The Internet of Things (IoT) and Edge Computing are starting to go hand in hand. By providing cloud services close to end-users, edge paradigms enhance the functionality of IoT deployments, and facilitate the creation of novel services such as augmented systems. Furthermore, the very nature of these paradigms also enables the creation of a proactive defense architecture, an immune system, which allows authorized immune cells (e.g., virtual machines) to traverse edge nodes and analyze the security and consistency of the underlying IoT infrastructure. In this article, we analyze the requirements for the development of an immune system for the IoT, and propose a security architecture that satisfies these requirements. We also describe how such a system can be instantiated in Edge Computing infrastructures using existing technologies. Finally, we explore the potential application of immune systems to other scenarios and purposes.

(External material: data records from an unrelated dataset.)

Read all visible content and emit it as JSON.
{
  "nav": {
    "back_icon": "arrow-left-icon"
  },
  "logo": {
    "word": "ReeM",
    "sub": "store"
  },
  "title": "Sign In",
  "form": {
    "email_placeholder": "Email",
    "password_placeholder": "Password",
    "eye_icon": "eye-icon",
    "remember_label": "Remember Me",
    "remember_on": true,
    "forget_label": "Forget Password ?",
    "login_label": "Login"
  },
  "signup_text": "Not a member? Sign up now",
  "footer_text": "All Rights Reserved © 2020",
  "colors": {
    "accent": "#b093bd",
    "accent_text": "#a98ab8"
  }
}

IEEE Security & Privacy , vol. 20, issue 1, IEEE, In Press. DOI (I.F.: 3.573)
This article introduces a privacy manager for IoT data based on Edge Computing. This poses the advantage that privacy is enforced before data leaves the control of the user, who is provided with a tool to express data sharing preferences based on a novel context-aware privacy language.
2nd IEEE International Conference on Fog and Edge Mobile Computing (FMEC 2017), IEEE Computer Society, pp. 56-61, 06/2017. DOI
Cloud computing has some major limitations that hinder its application to some specific scenarios (e.g., Industrial IoT, and remote surgery) where there are particularly stringent requirements, such as extremely low latency. Fog computing is a specialization of the Cloud that promises to overcome the aforementioned limitations by bringing the Cloud closer to end-users. Despite its potential benefits, Fog Computing is still a developing paradigm which demands further research, especially on security and privacy aspects. This is precisely the focus of this paper: to make evident the urgent need for security mechanisms in Fog computing, as well as to present a research strategy with the necessary steps and processes that are being undertaken within the scope of the SMOG project, in order to enable a trustworthy and resilient Fog ecosystem.
32nd International Conference on ICT Systems Security and Privacy Protection (IFIP SEC 2017), S. De Capitan di Vimercati, and F. Martinelli Eds., IFIP Advances in Information and Communication Technology (AICT) 502, Springer, pp. 141–154, 05/2017. DOI
The Internet of Things (IoT) promises to revolutionize the way we interact with the physical world. Even though this paradigm is still far from being completely realized, there already exist Sensing-as-a-Service (S2aaS) platforms that allow users to query for IoT data. While this model offers tremendous benefits, it also entails increasingly challenging privacy issues. In this paper, we concentrate on the protection of user privacy when querying sensing devices through a semi-trusted S2aaS platform. In particular, we build on techniques inspired by proxy re-encryption and k-anonymity to tackle two intertwined problems, namely query privacy and query confidentiality. The feasibility of our solution is validated both analytically and empirically.
XIV Reunión Española sobre Criptología y Seguridad de la Información, pp. 209-213, 10/2016.
La Internet de las Cosas (en inglés, Internet of Things (IoT)) es una evolución de la Internet tal y como lo conocemos. Esta nueva versión de Internet incorpora objetos de la vida cotidiana, rompiendo así barrera de los digital y extendiéndose al mundo físico. Estos objetos interactuarán entre sí y con otras entidades tanto de manera local como remota, y estarán dotados de cierta capacidad computacional y sensores para que sean conscientes de lo que ocurre en su entorno. Esto traerá consigo un sinfín de posibilidades y nuevos servicios, pero también dará lugar a nuevos y mayores riesgos de privacidad para los ciudadanos. En este artículo, estudiamos los problemas de privacidad actuales de una de las tecnologías claves para el desarrollo de este prometedor paradigma, las redes de sensores, y analizamos como pueden evolucionar y surgir nuevos riesgos de privacidad al ser completamente integradas en la Internet.